It starts with the US dollar, now off 40% from its highs earlier this decade. This has had a huge impact on commodity prices, and is the prime reason so many countries are considering dropping their peg to the US Dollar.
Overseas, price spikes in basic foodstuffs has led to riots and political unrest. Considering that in many regions of the world most of a family’s income goes to basic survival purchases such as food shelter and energy, it doesn’t take much in the way of price rises to lead to significant turmoil. According to Bloomberg, the average household in India spent 32% of its income on food last year. Compare that with 6% in the U.S., and 43% in Indonesia, or 36% for the Philippines.
Hence, the 50% rise in the price of rice in recent months is leading to increasing turmoil.
In the US, the results aren’t nearly so dire. With Sam’s Club and Costco limiting rice purchases to four 20 pound bags per visit, starvation isn’t an issue. But the Government’s credibility is, as more and more folks come to the realization that the official statistics are nonsense. And, the absurd Fed focus on the core rate of inflation has people shaking their head in wonder over how out of touch our Central bankers are. Consider this recent San Diego Union Tribune column:
"For the Federal Reserve, the core inflation rate amounts to a green light to continue its policy of lowering interest rates in order to keep the economy from falling into a deep recession. A higher inflation rate could conceivably make the central bank freeze or raise interest rates.

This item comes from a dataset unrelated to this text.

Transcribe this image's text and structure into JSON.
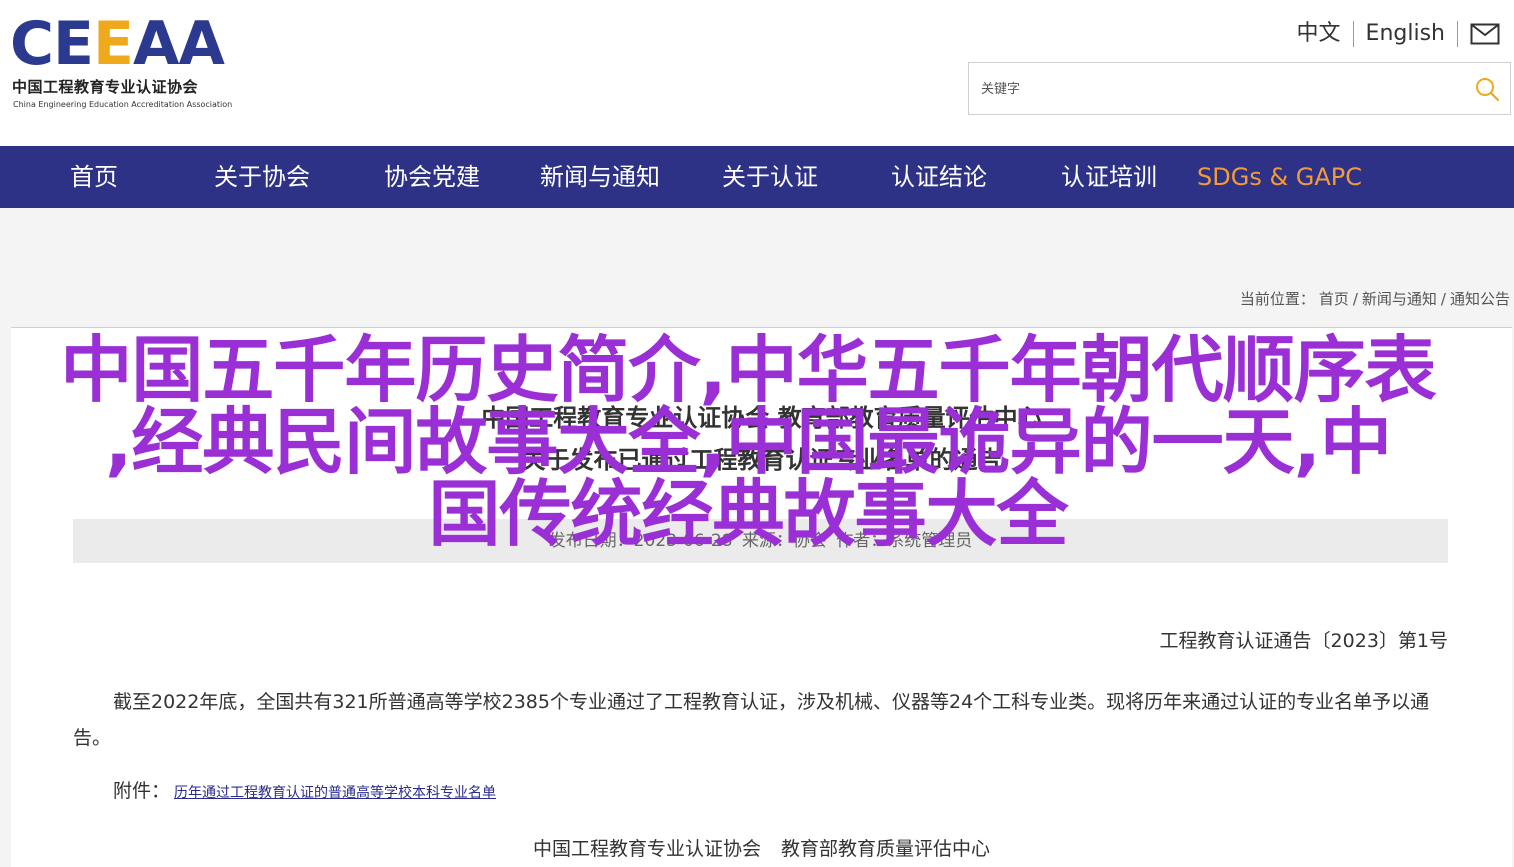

But many economists say the core rate does not show how inflation is affecting the typical consumer. Because salary raises for most people are not keeping pace with the rising cost of living, people are using a greater percentage of their wages to buy a smaller amount of goods."
That’s typical of the sort of coverage that is gaining traction — and it only took $120 Oil and $5 milk to get some attention focused on the issue.

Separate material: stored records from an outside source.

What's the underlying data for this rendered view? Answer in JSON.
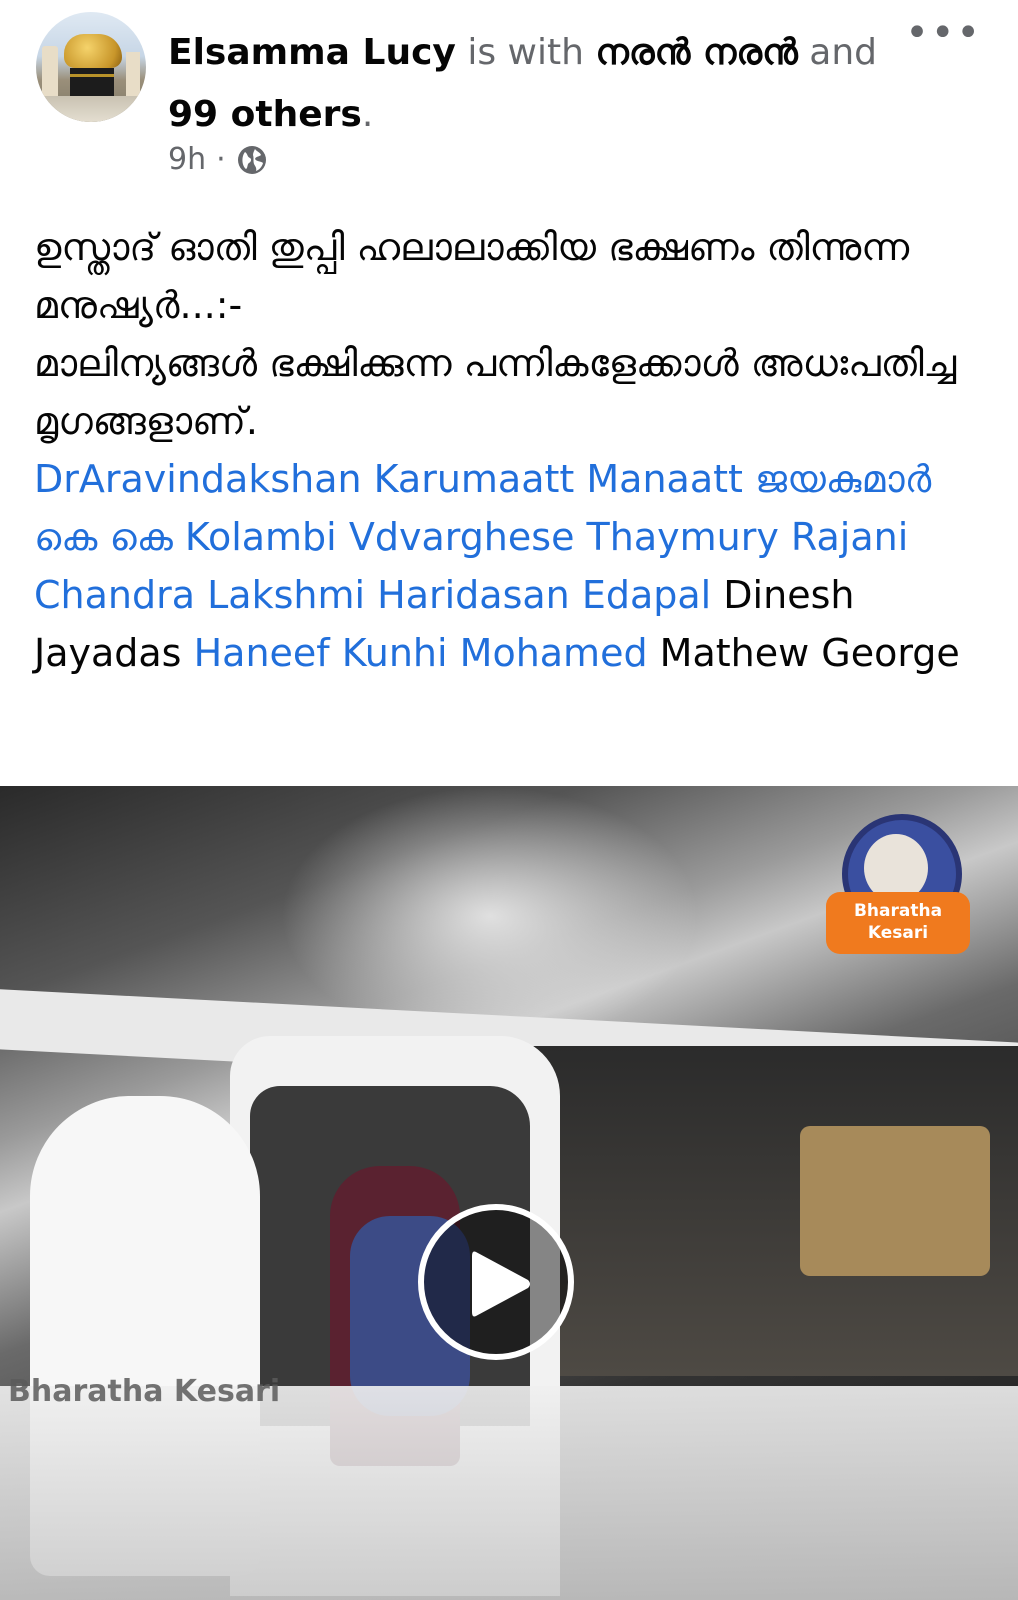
{
  "post": {
    "author": "Elsamma Lucy",
    "with_text": " is with ",
    "tagged_primary": "നരൻ നരൻ",
    "and_text": " and ",
    "others": "99 others",
    "period": ".",
    "time": "9h",
    "separator": "·",
    "privacy_icon": "globe-icon",
    "more_icon": "more-horizontal-icon",
    "more_label": "•••"
  },
  "body": {
    "malayalam_line1": "ഉസ്താദ് ഓതി തുപ്പി ഹലാലാക്കിയ ഭക്ഷണം തിന്നുന്ന മനുഷ്യർ...:-",
    "malayalam_line2": "മാലിന്യങ്ങൾ ഭക്ഷിക്കുന്ന പന്നികളേക്കാൾ അധഃപതിച്ച മൃഗങ്ങളാണ്.",
    "tag1": "DrAravindakshan Karumaatt Manaatt",
    "tag2": "ജയകുമാർ കെ കെ Kolambi",
    "tag3": "Vdvarghese Thaymury",
    "tag4": "Rajani Chandra",
    "tag5": "Lakshmi Haridasan Edapal",
    "plain1": "Dinesh Jayadas",
    "tag6": "Haneef Kunhi Mohamed",
    "plain2": "Mathew George"
  },
  "video": {
    "logo_text_line1": "Bharatha",
    "logo_text_line2": "Kesari",
    "watermark": "Bharatha Kesari",
    "play_icon": "play-icon"
  },
  "colors": {
    "link": "#216fdb",
    "text": "#050505",
    "muted": "#65676b",
    "logo_orange": "#f07a1e"
  }
}
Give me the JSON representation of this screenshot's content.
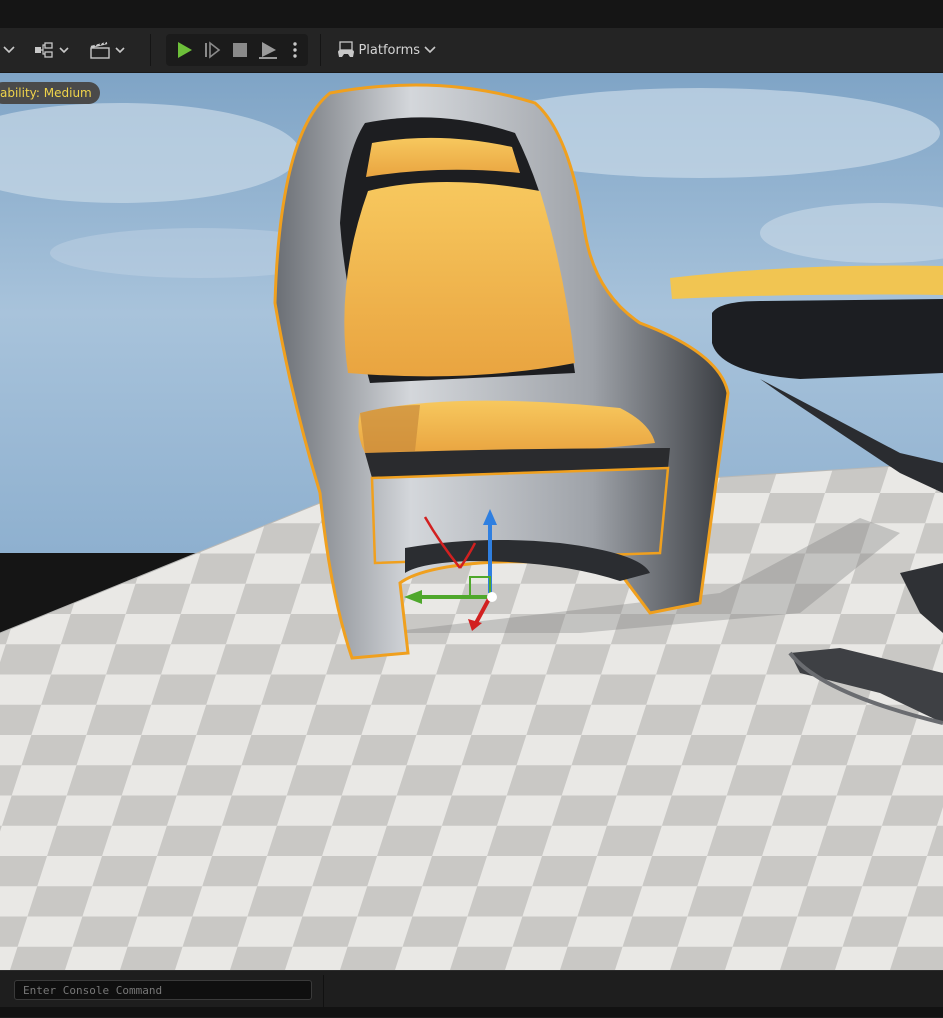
{
  "toolbar": {
    "platforms_label": "Platforms",
    "icons": [
      "select-mode-dropdown-icon",
      "blueprint-dropdown-icon",
      "cinematics-dropdown-icon",
      "play-icon",
      "step-icon",
      "stop-icon",
      "eject-icon",
      "more-options-icon",
      "platforms-icon"
    ],
    "play_color": "#6dbf3a"
  },
  "viewport": {
    "scalability_badge": "ability: Medium",
    "selection_outline_color": "#f0a01e",
    "gizmo_axes": [
      "x-red",
      "y-green",
      "z-blue"
    ]
  },
  "console": {
    "placeholder": "Enter Console Command"
  }
}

We’ve been beating the drum on this for years now. The cat is out of
the bag, and we will have to see if any of the candidates have the
stones to step up and address the issue.
Digging deeper into this situation is the cover story of the May 2008 edition of Harpers is titled "Why the Economy is Worse than We know" (pdf) (print). It contains a review of the myriad ways the government has corrupted the way official statistics are reported for jobs, inflation, GDP, etc. (I have a brief mention in it).
The article is by Kevin Phillips, the author of Bad Money: Reckless Finance, Failed Politics, and the Global Crisis of American Capitalism.
Meanwhile, more and more people are recognizing the reality beneath the
spin. The President and members of congress seem genuinely perplexed at
the public’s negativity. (Public’s View of Economy Takes Fast Turn Downward).
They keep blaming the Iraq war for this, despite the fact media
coverage has dropped significantly (and completely disappeared from Fox
The Fed meets again next week, and the expectation is for "only" a quarter point rate cut. That is how distorted our perspectives have become — parts of the world is having food riots, and merely taking rates down another 25 bps is somehow perceived as a moderate action.
Asia Risks `Silent Famine’ as Food Soars, WFP Warns
Jason Gale and Paul Gordon
Bloomberg, April 21 2008
The Fed’s inflation gauge isn’t realistic, critics say
San Diego UNION-TRIBUNE, April 17, 2008 http://www.signonsandiego.com/news/business/20080417-9999-1n17inflate.html
Public’s View of Economy Takes Fast Turn Downward
Jennifer Agiesta and Jon Cohen
Washington Post, Friday, April 18, 2008; Page A07
Era of cheap food ends as prices surge
Steve Hawkes, Greg Hurst and Valerie Elliott
Times Online, April 23, 2008
Moms’ new battle: The food price bulge
Parija B. Kavilanz,
CNNMoney.com, April 21, 2008: 10:33 AM EDT